With the rule in place, "film and television, music and book publishers, sports leagues and broadcasters" can ask the court to order ISPs to block websites that share stolen content. Rivkin, arguing in favor of site-blocking, explained that the practice doesn't impact legitimate businesses. He said legislation around the practice would require detailed evidence to prove that a certain entity is engaged in illegal activities and that alleged perpetrators can appear in court to defend themselves. 

Rivkin cited FMovies, an illegal film streamer, as an example of how site-blocking in the US would minimize traffic to piracy websites. Apparently, FMovies gets 160 million visits per month, a third of which comes from the US. If the rule also exists in the country, then the website's traffic would, theoretically, drop pretty drastically. The MPA's chairman also talked about previous efforts to enforce site-blocking in the US, which critics previously said would "break the internet" and could potentially stifle free speech. While he insisted that other countries' experiences since then had proven those predictions wrong, he promised that the organization takes those concerns seriously.
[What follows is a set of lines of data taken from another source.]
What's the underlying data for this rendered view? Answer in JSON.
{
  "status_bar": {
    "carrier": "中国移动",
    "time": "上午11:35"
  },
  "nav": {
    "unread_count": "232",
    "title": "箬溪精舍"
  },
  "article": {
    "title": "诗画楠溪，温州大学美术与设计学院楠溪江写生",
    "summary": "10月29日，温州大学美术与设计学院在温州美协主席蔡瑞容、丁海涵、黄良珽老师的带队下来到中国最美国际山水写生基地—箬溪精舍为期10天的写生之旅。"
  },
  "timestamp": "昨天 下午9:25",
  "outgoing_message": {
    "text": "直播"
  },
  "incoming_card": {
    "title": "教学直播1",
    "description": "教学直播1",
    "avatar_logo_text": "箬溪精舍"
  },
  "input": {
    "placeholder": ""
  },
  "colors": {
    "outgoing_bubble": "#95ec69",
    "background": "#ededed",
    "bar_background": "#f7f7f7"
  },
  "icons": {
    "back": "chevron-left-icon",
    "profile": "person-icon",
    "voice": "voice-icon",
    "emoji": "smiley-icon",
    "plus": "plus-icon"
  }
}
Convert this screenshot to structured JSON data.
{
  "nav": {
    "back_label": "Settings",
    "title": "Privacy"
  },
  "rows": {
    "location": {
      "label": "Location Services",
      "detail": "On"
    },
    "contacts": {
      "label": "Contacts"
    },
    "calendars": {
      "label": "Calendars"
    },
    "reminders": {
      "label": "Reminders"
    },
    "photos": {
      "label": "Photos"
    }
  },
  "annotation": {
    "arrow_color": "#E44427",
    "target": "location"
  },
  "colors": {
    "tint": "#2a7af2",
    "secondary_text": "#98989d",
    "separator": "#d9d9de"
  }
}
He ended his speech by asking for the support of theater owners in the country. "The MPA is leading this charge in Washington," he said. "And we need the voices of theater owners — your voices — right by our side. Because this action will be good for all of us: Content creators. Theaters. Our workforce. Our country."

This article originally appeared on Engadget at https://www.engadget.com/the-motion-picture-association-will-work-with-congress-to-start-blocking-piracy-sites-in-the-us-062111261.html?src=rss

OpenAI and Google reportedly used transcriptions of YouTube videos to train their AI models

OpenAI and Google trained their AI models on text transcribed from YouTube videos, potentially violating creators’ copyrights, according to The New York Times. The report, which describes the lengths OpenAI, Google and Meta have gone to in order to maximize the amount of data they can feed to their AIs, cites numerous people with knowledge of the companies’ practices. It comes just days after YouTube CEO Neal Mohan said in an interview with Bloomberg Originals that OpenAI’s alleged use of YouTube videos to train its new text-to-video generator, Sora, would go against the platform’s policies.

According to the NYT, OpenAI used its Whisper speech recognition tool to transcribe more than one million hours of YouTube videos, which were then used to train GPT-4. The Information previously reported that OpenAI had used YouTube videos and podcasts to train the two AI systems. OpenAI president Greg Brockman was reportedly among the people on this team. Per Google’s rules, “unauthorized scraping or downloading of YouTube content” is not allowed, Matt Bryant, a spokesperson for Google, told NYT, also saying that the company was unaware of any such use by OpenAI.

The report, however, claims there were people at Google who knew but did not take action against OpenAI because Google was using YouTube videos to train its own AI models. Google told NYT it only does so with videos from creators who have agreed to this. Engadget has reached out to Google and OpenAI for comment.

The NYT report also claims Google asked a team to tweak its privacy policy in June 2023 to more broadly cover its use of publicly available content, including Google Docs and Google Sheets, to train its AI models and products. The changes, which Google says were made for clarity's sake, were published in July. Bryant told NYT that this type of data is only used with the permission of users who opt into Google’s experimental features tests, and that the company “did not start training on additional types of data based on this language change.” The change added Bard as an example of what that data might be used for. 

Correction, April 6, 2024, 3:45PM ET: This story originally stated that Google updated its privacy policy in June 2022. The policy update was actually made in 2023. We apologize for the error.

This article originally appeared on Engadget at https://www.engadget.com/openai-and-google-reportedly-used-transcriptions-of-youtube-videos-to-train-their-ai-models-163531073.html?src=rss